The light is blinking on my home phone's answering machine as I clean up the kitchen tonight. It's a message from the school's administrative office. My Kindergartener's online registration needs to be updated by such-and-such a deadline.
I make a mental note as I scoop my sleeping boy off the couch. Those long legs, bearing a matching set of skinned up knees, wrap around my waist and I hurry to deposit him in his little bed.
The ever-present reminder of KINDERGARTEN THIS FALL (!!!) has made me more than a little wistful. I watch my nearly-five-year old sleeping with a countenance as soft and angelic as my newborn baby's.
How can that little boy be old enough for Kindergarten?
Don't get me wrong... I mean, he sometimes acts a little more like he's thirty.
("Hey Mom! Good morning, how's your back feeling today? I think I'll have a blueberry waffle as soon as I get dressed")
At other times, he seems to only muster the maturity of a toddler.
("Drew! Get that action figure out of your mouth! We don't put toys in our mouths, son!!! It's gross AND dangerous!")
Somtimes he cries when another child accidentally steps on his foot.
But he won't shed a tear when he acquires a double dose of scraped knees on the playground at school.
He dresses himself, feeds himself, monitors his own behavior ("Mom, I'm turning off the T.V. because Sponge Bob is coming on and I know you don't like that show!").
Yet he still must wear a Pull-Up to get him through the night.

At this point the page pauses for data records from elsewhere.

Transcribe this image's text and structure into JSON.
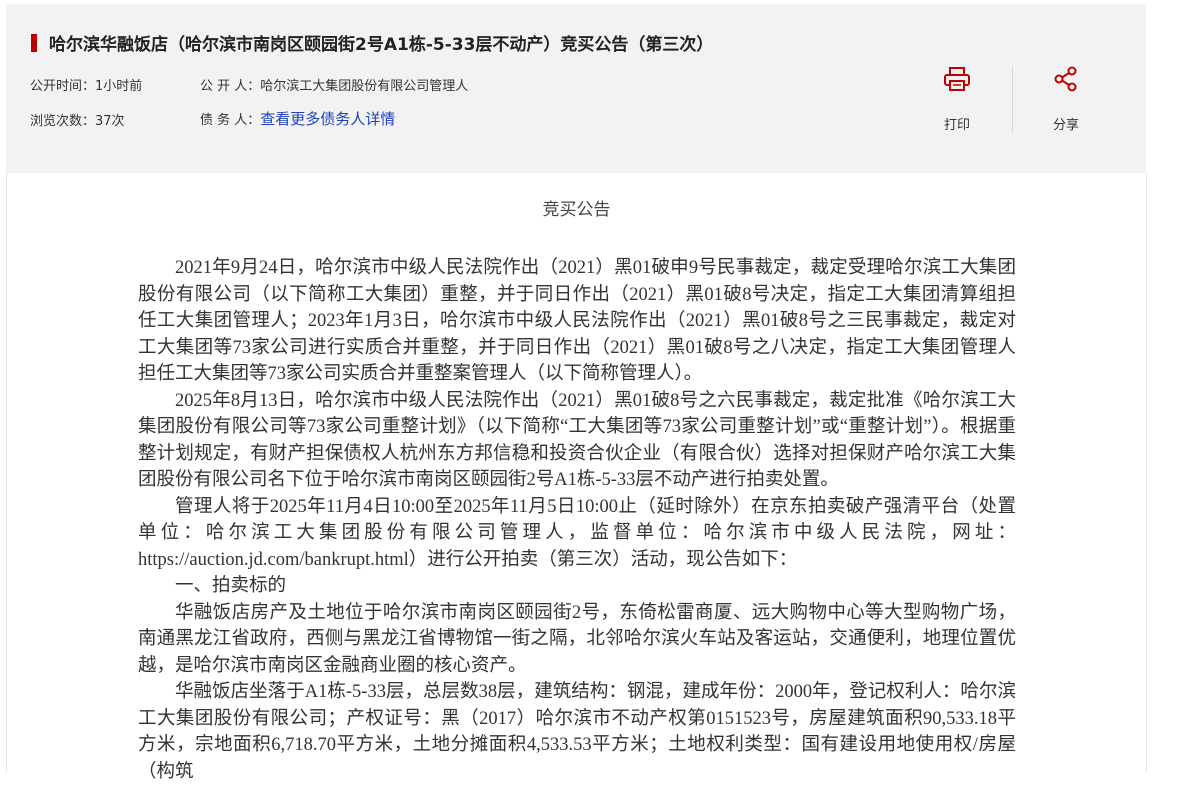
{
  "header": {
    "title": "哈尔滨华融饭店（哈尔滨市南岗区颐园街2号A1栋-5-33层不动产）竞买公告（第三次）",
    "publish_time_label": "公开时间：",
    "publish_time_value": "1小时前",
    "publisher_label": "公 开 人：",
    "publisher_value": "哈尔滨工大集团股份有限公司管理人",
    "views_label": "浏览次数：",
    "views_value": "37次",
    "debtor_label": "债 务 人：",
    "debtor_link": "查看更多债务人详情",
    "accent_color": "#c00000"
  },
  "actions": {
    "print_label": "打印",
    "share_label": "分享",
    "print_icon": "printer-icon",
    "share_icon": "share-icon"
  },
  "document": {
    "heading": "竞买公告",
    "paragraphs": [
      "2021年9月24日，哈尔滨市中级人民法院作出（2021）黑01破申9号民事裁定，裁定受理哈尔滨工大集团股份有限公司（以下简称工大集团）重整，并于同日作出（2021）黑01破8号决定，指定工大集团清算组担任工大集团管理人；2023年1月3日，哈尔滨市中级人民法院作出（2021）黑01破8号之三民事裁定，裁定对工大集团等73家公司进行实质合并重整，并于同日作出（2021）黑01破8号之八决定，指定工大集团管理人担任工大集团等73家公司实质合并重整案管理人（以下简称管理人）。",
      "2025年8月13日，哈尔滨市中级人民法院作出（2021）黑01破8号之六民事裁定，裁定批准《哈尔滨工大集团股份有限公司等73家公司重整计划》（以下简称“工大集团等73家公司重整计划”或“重整计划”）。根据重整计划规定，有财产担保债权人杭州东方邦信稳和投资合伙企业（有限合伙）选择对担保财产哈尔滨工大集团股份有限公司名下位于哈尔滨市南岗区颐园街2号A1栋-5-33层不动产进行拍卖处置。",
      "管理人将于2025年11月4日10:00至2025年11月5日10:00止（延时除外）在京东拍卖破产强清平台（处置单位：哈尔滨工大集团股份有限公司管理人，监督单位：哈尔滨市中级人民法院，网址：https://auction.jd.com/bankrupt.html）进行公开拍卖（第三次）活动，现公告如下：",
      "一、拍卖标的",
      "华融饭店房产及土地位于哈尔滨市南岗区颐园街2号，东倚松雷商厦、远大购物中心等大型购物广场，南通黑龙江省政府，西侧与黑龙江省博物馆一街之隔，北邻哈尔滨火车站及客运站，交通便利，地理位置优越，是哈尔滨市南岗区金融商业圈的核心资产。",
      "华融饭店坐落于A1栋-5-33层，总层数38层，建筑结构：钢混，建成年份：2000年，登记权利人：哈尔滨工大集团股份有限公司；产权证号：黑（2017）哈尔滨市不动产权第0151523号，房屋建筑面积90,533.18平方米，宗地面积6,718.70平方米，土地分摊面积4,533.53平方米；土地权利类型：国有建设用地使用权/房屋（构筑"
    ]
  }
}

He can carry his sister across the house, holding her securely in his strong arms.
Those same arms, however, get tired and restless after holding a bottle to her mouth for more than 60 seconds.
His manners... impeccable.
Unless, of course, he's interrupting my conversation with another adult to demand food or drink or a piece of gum.
His little legs can pedal a bicycle more than 7 miles when he's challenged to keep up with his daddy on a Saturday morning ride.
But he's got a good mind to use those legs to stomp and kick and throw quite a tantrum when he's told to come in from playing.
We're crossing a bridge from "little" to "big" boy.
And when he insists on riding his bike across that bridge, I can barely keep up.
I can barely stand to keep up.